- practical and logical, with good problem-solving skills
- accurate, with an eye for detail
- organised, with good planning skills
- good communicators
- able to work well as part of a team
- able to work well under pressure and meet deadlines.
There’s a very precise way of doing things, like taking samples for example – it's got to be done a certain way. If you don’t do it that way, it costs a lot of money because you’ll have to redo it. At the same time you have to have a big-picture, holistic view of the environment and how things interact.
Useful experience for environmental engineers includes:
- draughting experience
- surveying work
- engineering experience
- agriculture work
- work for district or regional councils.
Experience and interest in the outdoors and environment may also be useful.
BE (Hons) graduates who meet set requirements (usually around five or six years work experience) may apply to the Institution of Professional Engineers New Zealand (IPENZ) to gain registration as a Chartered Professional Engineer (CPEng).
Engineering technologists who meet set requirements may apply to IPENZ to be registered as an engineering technology practitioner (ETPract).
Find out more about training
- Engineering New Zealand
- (04) 473 9444 - firstname.lastname@example.org - www.engineeringnz.org
What are the chances of getting a job?
Skill shortage provides opportunities
Job opportunities are particularly good for experienced environmental engineers.
Environmental engineer appears on Immigration New Zealand's long-term skill shortage list. This means the Government is actively encouraging skilled environmental engineers from overseas to work in New Zealand.
Spending on infrastructure creates steady demand

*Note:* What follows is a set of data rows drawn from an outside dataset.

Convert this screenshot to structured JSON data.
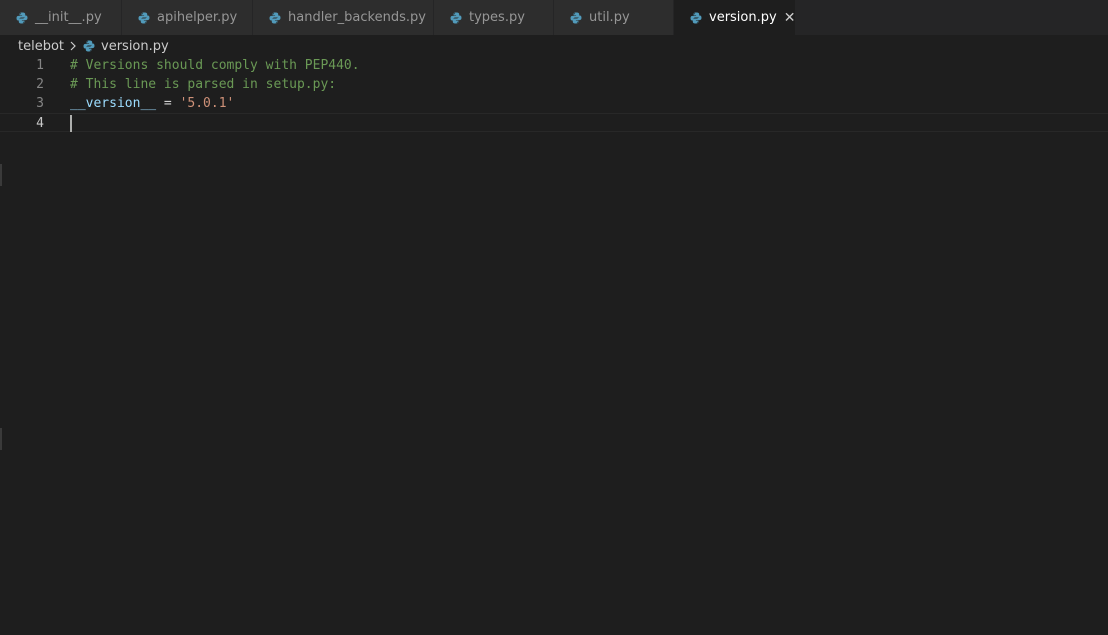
{
  "tabs": [
    {
      "label": "__init__.py",
      "active": false
    },
    {
      "label": "apihelper.py",
      "active": false
    },
    {
      "label": "handler_backends.py",
      "active": false
    },
    {
      "label": "types.py",
      "active": false
    },
    {
      "label": "util.py",
      "active": false
    },
    {
      "label": "version.py",
      "active": true,
      "close_glyph": "✕"
    }
  ],
  "breadcrumb": {
    "folder": "telebot",
    "file": "version.py"
  },
  "editor": {
    "lines": [
      {
        "number": "1",
        "comment": "# Versions should comply with PEP440."
      },
      {
        "number": "2",
        "comment": "# This line is parsed in setup.py:"
      },
      {
        "number": "3",
        "var": "__version__",
        "op": " = ",
        "str": "'5.0.1'"
      },
      {
        "number": "4",
        "text": ""
      }
    ]
  },
  "icons": {
    "file_icon": "python-file-icon",
    "python_blue": "#519aba",
    "python_yellow": "#e8d44d"
  }
}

New environmental standards mean that many local authorities are upgrading their water infrastructure. Between 2010 and 2020, $11.46 billion will be spent nationally on maintaining and upgrading water collection, treatment and waste water facilities. Environmental engineers are needed to help design and supervise this work.
Demand for environmental engineers to work on storm water systems is likely to grow in response to climate change and more frequent, severe weather events causing flooding.

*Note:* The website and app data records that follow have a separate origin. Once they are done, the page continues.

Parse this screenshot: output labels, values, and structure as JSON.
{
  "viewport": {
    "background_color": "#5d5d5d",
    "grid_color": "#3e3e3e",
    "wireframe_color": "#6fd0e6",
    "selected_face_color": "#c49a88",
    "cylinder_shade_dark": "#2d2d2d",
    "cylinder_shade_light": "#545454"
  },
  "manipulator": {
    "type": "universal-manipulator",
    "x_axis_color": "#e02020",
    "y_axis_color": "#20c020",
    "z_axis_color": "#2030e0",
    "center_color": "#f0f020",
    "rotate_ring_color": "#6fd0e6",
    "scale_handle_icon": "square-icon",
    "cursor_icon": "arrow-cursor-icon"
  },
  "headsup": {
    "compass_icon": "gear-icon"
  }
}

Government spending on infrastructure is also contributing to demand for environmental engineers. The Government's National Infrastructure Plan outlines plans to spend about $12.2 billion on upgrading New Zealand's state highway network by 2021. It has also allocated $7.6 billion for new public buildings such as schools, hospitals and prisons over the next 20 years.

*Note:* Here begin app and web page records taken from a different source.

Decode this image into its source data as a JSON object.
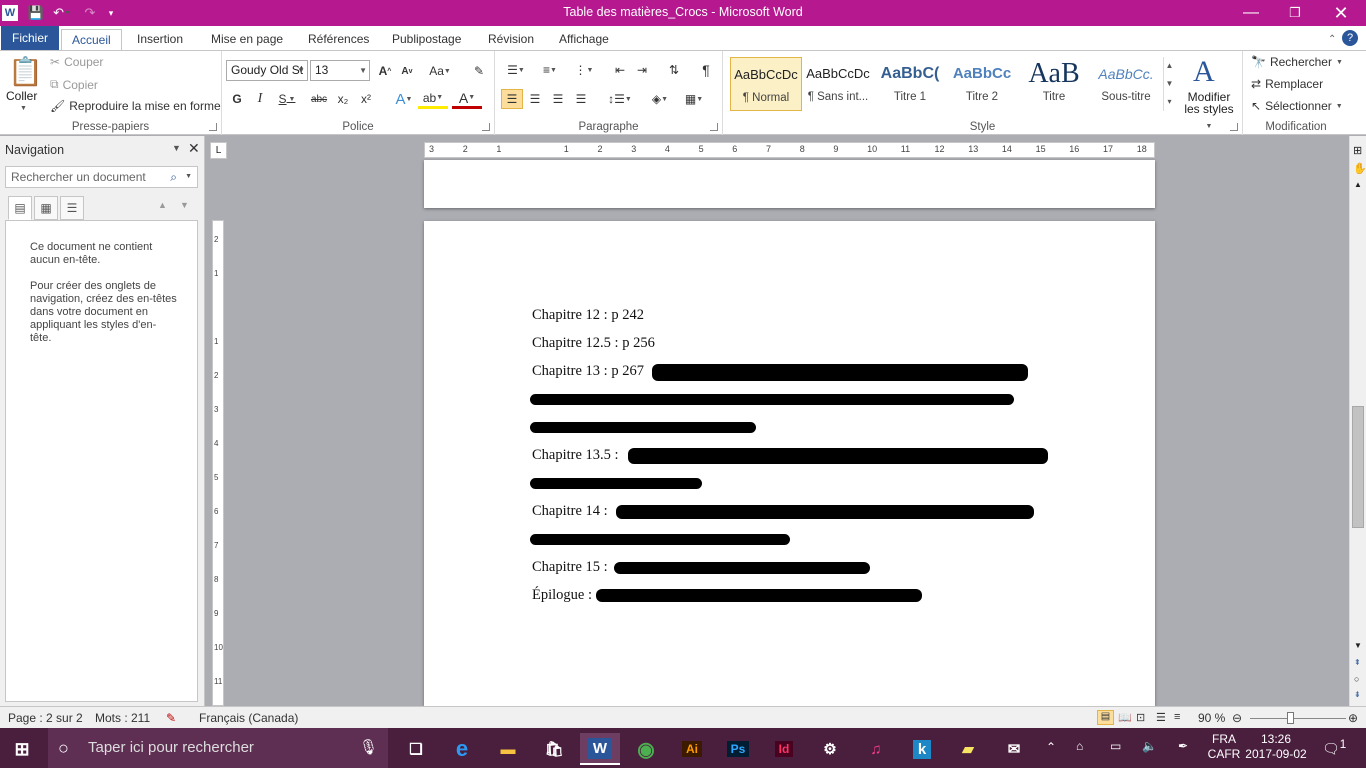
{
  "window": {
    "title": "Table des matières_Crocs  -  Microsoft Word",
    "app_badge": "W"
  },
  "tabs": [
    {
      "label": "Fichier"
    },
    {
      "label": "Accueil"
    },
    {
      "label": "Insertion"
    },
    {
      "label": "Mise en page"
    },
    {
      "label": "Références"
    },
    {
      "label": "Publipostage"
    },
    {
      "label": "Révision"
    },
    {
      "label": "Affichage"
    }
  ],
  "clipboard": {
    "paste": "Coller",
    "cut": "Couper",
    "copy": "Copier",
    "format_painter": "Reproduire la mise en forme",
    "group": "Presse-papiers"
  },
  "font": {
    "name": "Goudy Old St",
    "size": "13",
    "group": "Police"
  },
  "paragraph": {
    "group": "Paragraphe"
  },
  "styles": {
    "group": "Style",
    "items": [
      {
        "preview": "AaBbCcDc",
        "name": "¶ Normal"
      },
      {
        "preview": "AaBbCcDc",
        "name": "¶ Sans int..."
      },
      {
        "preview": "AaBbC(",
        "name": "Titre 1"
      },
      {
        "preview": "AaBbCc",
        "name": "Titre 2"
      },
      {
        "preview": "AaB",
        "name": "Titre"
      },
      {
        "preview": "AaBbCc.",
        "name": "Sous-titre"
      }
    ],
    "change_line1": "Modifier",
    "change_line2": "les styles"
  },
  "editing": {
    "find": "Rechercher",
    "replace": "Remplacer",
    "select": "Sélectionner",
    "group": "Modification"
  },
  "nav": {
    "title": "Navigation",
    "search_placeholder": "Rechercher un document",
    "msg1": "Ce document ne contient aucun en-tête.",
    "msg2": "Pour créer des onglets de navigation, créez des en-têtes dans votre document en appliquant les styles d'en-tête."
  },
  "document": {
    "lines": [
      "Chapitre 12 : p 242",
      "Chapitre 12.5 : p 256",
      "Chapitre 13 : p 267",
      "Chapitre 13.5 :",
      "Chapitre 14 :",
      "Chapitre 15 :",
      "Épilogue :"
    ]
  },
  "status": {
    "page": "Page : 2 sur 2",
    "words": "Mots : 211",
    "language": "Français (Canada)",
    "zoom": "90 %"
  },
  "taskbar": {
    "search": "Taper ici pour rechercher",
    "lang1": "FRA",
    "lang2": "CAFR",
    "time": "13:26",
    "date": "2017-09-02",
    "notif": "1"
  },
  "colors": {
    "accent": "#b6188f",
    "word_blue": "#2b579a",
    "taskbar": "#4a1f3e"
  }
}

Environmental engineers will be needed to help monitor and offset the environmental impact of these works.
Types of employers varied
Environmental engineers work for a variety of employers, including:
- private engineering consultancies
- regional and local government authorities
- infrastructure and utility companies, such as roading and electricity companies
- government agencies, such as the Ministry for the Environment.
- Hays Recruitment, 'Hays Quarterly Report: Engineering: April–June 2016', June 2016, (www.hays.net.nz).
- Immigration New Zealand, 'Long Term Skill Shortage List', 19 February 2018, (www.immigration.govt.nz).
- Institution of Professional Engineers New Zealand (IPENZ) website, accessed June 2016, (www.ipenz.org.nz).
- Ministry of Business, Innovation and Employment, '2006–2014 Occupation Data' (prepared for Careers New Zealand), 2015.
- Ministry of Business, Innovation and Employment, 'Engineering Professionals Occupation Outlook', 2016, (www.mbie.govt.nz).
- National Infrastructure Unit, '2013 National State of Infrustructure Report', accessed June 2016, (www.infrastructure.govt.nz).
- Rashbrooke, M, writer/researcher, futureintech, Careers New Zealand interview, June 2016.
(This information is a guide only. Find out more about the sources of our job opportunities information)
Progression and specialisations
Environmental engineers may progress into managerial roles or become partners in an engineering firm. They may also set up their own business and work as self-employed contractors.
Environmental engineers can also specialise in areas such as:
- project management
- construction management
- health and safety
- environmental science.
Last updated 4 February 2019